by Alejandra Padin-Dujon
Sprague Hall is comfortably full—occupied, not packed. The pretty, cream-colored woodwork glows in the light of soft yellow lamps. All goes quiet as the lights dim, all sound replaced by the false calm of an audience pretending to be ready.
The opening remarks are trivial. They end.
Keynote speaker Hilton Als is a decorated theater critic, and he looks like a great titan of a man when he lumbers onstage, back bent and footsteps dramatically wide. “Call me your nigger Proust.”
Fuck! That’s his opening line.
His words are exquisite and brutal.
First he talks about bodies. There are the female ones he grew up with—featureless. Moving on. There’s the sad Black one he tried to shed, and the queer one “electric with its own presence” that he was so hopeful and so eager to inhabit. In his younger days, he once constructed a mythical monolithic Gay Body by superimposing pain on archetypes of dreams of wearing a New York City rainbow, but it broke.
Als begins to talk about AIDS and never stops.
His poetic descriptions populate gay bars in the East Village with a gay White aristocracy. These people are meticulously careless, and self-consciously masculine, and they embrace Foucault and Jungle Fever in equal, complementary measures.
Hilton Als is hard to hear because he is too easy to feel. He is hard to feel because the ringing timbre of all he says he doesn’t want to remember bludgeons me senseless. The hardest thing to process that he shares is called the “ecstasy of degradation,” because it is the sound of gay blackness selling itself into slavery on the pages of a Fuck Buddy Wanted ad.
At least Als tells us about the lovers.

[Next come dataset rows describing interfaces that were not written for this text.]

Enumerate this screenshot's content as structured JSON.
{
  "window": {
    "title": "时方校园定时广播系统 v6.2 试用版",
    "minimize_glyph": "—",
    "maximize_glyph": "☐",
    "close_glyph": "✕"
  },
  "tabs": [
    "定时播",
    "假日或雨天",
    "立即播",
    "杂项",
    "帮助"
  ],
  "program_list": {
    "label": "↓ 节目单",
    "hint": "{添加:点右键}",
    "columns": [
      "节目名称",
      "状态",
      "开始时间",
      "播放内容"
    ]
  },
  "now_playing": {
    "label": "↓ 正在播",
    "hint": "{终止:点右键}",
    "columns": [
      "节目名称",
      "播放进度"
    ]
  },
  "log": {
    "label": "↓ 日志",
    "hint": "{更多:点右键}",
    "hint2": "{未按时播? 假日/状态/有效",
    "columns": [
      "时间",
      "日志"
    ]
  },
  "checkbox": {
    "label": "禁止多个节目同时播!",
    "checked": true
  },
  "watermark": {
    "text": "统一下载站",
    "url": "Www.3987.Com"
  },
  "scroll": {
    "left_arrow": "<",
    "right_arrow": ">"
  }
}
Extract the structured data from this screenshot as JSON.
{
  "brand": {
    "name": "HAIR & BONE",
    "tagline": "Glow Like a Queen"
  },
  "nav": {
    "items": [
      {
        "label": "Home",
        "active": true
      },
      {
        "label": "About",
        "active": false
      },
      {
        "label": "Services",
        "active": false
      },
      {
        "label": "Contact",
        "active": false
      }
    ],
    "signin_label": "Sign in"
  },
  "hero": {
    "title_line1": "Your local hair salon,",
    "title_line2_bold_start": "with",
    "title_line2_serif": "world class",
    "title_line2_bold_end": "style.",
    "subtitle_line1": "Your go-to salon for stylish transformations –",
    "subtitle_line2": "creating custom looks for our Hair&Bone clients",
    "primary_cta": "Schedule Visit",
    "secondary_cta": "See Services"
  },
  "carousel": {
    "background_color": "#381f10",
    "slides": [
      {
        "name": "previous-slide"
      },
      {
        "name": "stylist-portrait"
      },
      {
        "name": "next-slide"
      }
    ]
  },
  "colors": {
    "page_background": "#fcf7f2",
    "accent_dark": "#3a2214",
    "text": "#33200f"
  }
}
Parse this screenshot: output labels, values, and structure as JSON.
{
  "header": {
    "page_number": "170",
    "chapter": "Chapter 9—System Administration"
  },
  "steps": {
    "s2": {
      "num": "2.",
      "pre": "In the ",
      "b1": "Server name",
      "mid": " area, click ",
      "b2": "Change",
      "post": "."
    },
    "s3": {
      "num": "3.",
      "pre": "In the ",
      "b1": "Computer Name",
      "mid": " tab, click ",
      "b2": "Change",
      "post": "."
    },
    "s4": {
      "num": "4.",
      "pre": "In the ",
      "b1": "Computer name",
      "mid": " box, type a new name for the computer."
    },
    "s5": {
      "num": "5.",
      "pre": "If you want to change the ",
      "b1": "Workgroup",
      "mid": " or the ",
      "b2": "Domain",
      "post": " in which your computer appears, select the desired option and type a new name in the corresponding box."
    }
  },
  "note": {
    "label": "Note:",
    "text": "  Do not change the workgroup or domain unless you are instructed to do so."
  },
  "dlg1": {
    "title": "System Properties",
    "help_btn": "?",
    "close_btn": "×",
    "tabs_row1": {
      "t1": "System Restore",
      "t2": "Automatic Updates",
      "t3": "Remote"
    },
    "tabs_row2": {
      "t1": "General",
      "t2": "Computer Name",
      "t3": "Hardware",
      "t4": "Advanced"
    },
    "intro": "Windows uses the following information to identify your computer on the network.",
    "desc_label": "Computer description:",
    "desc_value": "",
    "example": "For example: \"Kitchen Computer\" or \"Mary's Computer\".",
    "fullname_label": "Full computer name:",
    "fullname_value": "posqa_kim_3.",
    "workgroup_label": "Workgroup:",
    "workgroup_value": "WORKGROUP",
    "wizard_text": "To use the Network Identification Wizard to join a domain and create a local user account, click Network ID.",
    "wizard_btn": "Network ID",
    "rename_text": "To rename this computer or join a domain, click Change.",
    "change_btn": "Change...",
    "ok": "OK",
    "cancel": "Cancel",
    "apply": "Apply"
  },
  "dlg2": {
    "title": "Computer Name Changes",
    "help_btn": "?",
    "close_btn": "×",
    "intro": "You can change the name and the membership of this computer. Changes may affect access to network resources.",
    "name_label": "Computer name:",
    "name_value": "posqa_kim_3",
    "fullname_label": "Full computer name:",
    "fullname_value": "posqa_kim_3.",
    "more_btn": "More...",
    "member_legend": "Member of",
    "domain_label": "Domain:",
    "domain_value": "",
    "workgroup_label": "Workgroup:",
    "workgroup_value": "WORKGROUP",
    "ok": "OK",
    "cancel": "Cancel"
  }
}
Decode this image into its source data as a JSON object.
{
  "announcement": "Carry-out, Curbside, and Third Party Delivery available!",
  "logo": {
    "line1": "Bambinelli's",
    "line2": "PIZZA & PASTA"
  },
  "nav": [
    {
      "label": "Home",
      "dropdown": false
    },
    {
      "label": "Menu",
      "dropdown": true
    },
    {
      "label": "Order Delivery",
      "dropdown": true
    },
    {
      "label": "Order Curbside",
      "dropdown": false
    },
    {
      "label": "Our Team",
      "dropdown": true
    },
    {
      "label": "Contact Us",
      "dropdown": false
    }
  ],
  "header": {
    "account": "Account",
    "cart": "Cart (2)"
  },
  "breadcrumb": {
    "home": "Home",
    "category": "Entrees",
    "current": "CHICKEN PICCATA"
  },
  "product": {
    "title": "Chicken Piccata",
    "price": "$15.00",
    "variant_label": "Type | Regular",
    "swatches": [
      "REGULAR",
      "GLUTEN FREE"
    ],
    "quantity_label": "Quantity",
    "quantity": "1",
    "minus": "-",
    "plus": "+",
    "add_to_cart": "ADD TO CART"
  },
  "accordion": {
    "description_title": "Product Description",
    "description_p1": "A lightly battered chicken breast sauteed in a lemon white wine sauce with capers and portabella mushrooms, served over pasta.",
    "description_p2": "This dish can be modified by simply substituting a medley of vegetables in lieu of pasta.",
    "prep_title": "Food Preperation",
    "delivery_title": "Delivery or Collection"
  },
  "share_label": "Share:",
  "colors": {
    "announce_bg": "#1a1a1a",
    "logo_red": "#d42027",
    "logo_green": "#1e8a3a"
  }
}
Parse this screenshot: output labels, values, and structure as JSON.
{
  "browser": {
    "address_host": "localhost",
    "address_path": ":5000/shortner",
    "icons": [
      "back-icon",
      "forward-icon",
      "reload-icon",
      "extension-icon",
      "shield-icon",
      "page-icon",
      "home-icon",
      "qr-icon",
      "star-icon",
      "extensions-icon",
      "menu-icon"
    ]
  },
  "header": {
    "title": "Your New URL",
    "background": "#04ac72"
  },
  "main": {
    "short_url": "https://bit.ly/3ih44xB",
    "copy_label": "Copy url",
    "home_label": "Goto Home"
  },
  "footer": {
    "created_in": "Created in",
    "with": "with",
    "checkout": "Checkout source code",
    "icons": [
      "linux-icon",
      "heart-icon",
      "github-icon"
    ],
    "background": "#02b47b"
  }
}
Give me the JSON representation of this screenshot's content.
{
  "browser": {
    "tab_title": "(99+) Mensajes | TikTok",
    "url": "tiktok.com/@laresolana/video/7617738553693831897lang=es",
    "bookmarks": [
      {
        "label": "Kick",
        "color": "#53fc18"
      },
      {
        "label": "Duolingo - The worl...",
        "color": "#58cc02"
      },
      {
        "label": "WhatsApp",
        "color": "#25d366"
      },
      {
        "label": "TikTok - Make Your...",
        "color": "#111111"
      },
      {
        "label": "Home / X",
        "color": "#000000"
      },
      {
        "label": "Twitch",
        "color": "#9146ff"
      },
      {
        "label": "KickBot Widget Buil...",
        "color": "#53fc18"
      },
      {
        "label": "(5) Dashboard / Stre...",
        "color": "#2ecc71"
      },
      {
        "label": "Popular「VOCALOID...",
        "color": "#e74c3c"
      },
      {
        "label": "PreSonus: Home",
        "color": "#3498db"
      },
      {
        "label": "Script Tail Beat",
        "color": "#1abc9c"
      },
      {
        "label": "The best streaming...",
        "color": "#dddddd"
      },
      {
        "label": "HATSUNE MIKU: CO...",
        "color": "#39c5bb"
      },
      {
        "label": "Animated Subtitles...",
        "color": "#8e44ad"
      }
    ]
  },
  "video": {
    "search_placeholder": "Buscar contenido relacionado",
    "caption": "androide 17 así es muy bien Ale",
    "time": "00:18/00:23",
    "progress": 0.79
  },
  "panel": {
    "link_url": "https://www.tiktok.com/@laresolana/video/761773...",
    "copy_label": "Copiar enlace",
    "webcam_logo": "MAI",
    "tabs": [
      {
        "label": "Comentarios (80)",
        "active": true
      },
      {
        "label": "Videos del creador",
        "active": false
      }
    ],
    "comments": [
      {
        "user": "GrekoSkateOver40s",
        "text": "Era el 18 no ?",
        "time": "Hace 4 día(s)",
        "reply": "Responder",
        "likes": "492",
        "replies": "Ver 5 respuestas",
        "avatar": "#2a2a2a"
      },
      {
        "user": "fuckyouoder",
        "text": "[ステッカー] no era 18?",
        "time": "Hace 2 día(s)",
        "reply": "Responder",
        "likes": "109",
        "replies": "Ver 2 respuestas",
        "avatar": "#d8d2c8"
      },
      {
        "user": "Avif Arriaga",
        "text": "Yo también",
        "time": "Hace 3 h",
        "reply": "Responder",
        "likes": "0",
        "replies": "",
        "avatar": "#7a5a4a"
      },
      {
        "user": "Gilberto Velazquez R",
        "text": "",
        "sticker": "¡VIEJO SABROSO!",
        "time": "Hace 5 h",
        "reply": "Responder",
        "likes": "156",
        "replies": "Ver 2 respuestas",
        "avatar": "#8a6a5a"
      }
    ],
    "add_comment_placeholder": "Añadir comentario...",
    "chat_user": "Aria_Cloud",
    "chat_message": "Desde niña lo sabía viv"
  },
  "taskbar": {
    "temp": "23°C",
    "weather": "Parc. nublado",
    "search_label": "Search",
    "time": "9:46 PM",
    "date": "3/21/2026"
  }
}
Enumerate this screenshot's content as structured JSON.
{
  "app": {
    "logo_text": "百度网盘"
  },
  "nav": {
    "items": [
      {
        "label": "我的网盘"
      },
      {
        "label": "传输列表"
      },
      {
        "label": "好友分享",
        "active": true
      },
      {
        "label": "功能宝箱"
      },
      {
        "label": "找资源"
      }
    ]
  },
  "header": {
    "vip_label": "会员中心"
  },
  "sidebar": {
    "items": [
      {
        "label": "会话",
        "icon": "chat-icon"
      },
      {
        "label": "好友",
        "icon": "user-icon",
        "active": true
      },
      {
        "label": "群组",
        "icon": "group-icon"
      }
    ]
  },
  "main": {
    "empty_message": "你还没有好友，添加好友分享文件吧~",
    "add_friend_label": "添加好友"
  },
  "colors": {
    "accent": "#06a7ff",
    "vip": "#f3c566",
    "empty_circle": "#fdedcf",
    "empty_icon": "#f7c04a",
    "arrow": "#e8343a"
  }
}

Carlos is a Botero-esque figure with curly hair and a ready tongue. He’s such a charmer that he scores even with skinny white boys from the bars—you know, the type that gets off on fucking a secret. Als’ hollow voice ricochets off the walls as he narrates this, and I can almost hear Carlos laugh.
And then there’s Alvin the Bouncer. He has a cock like an erect fairytale. It’s nice, because he finds love with Carlos before he finds AIDS.
A few incantations later, and Als is finished. He ends with, “Sing, bitch! because it’s all we ever had, in all those moments of remembering and not remembering alike.”
Then a ghost-white Peter Salovey steps onstage to present the Windham Campbell prizes, and the Earth shifts back to a brighter, more cynical axis. I want to laugh. When I get my bearings, I’m startled by so many white faces. In a fit of rueful absurdity I think, If Mattel made college presidents…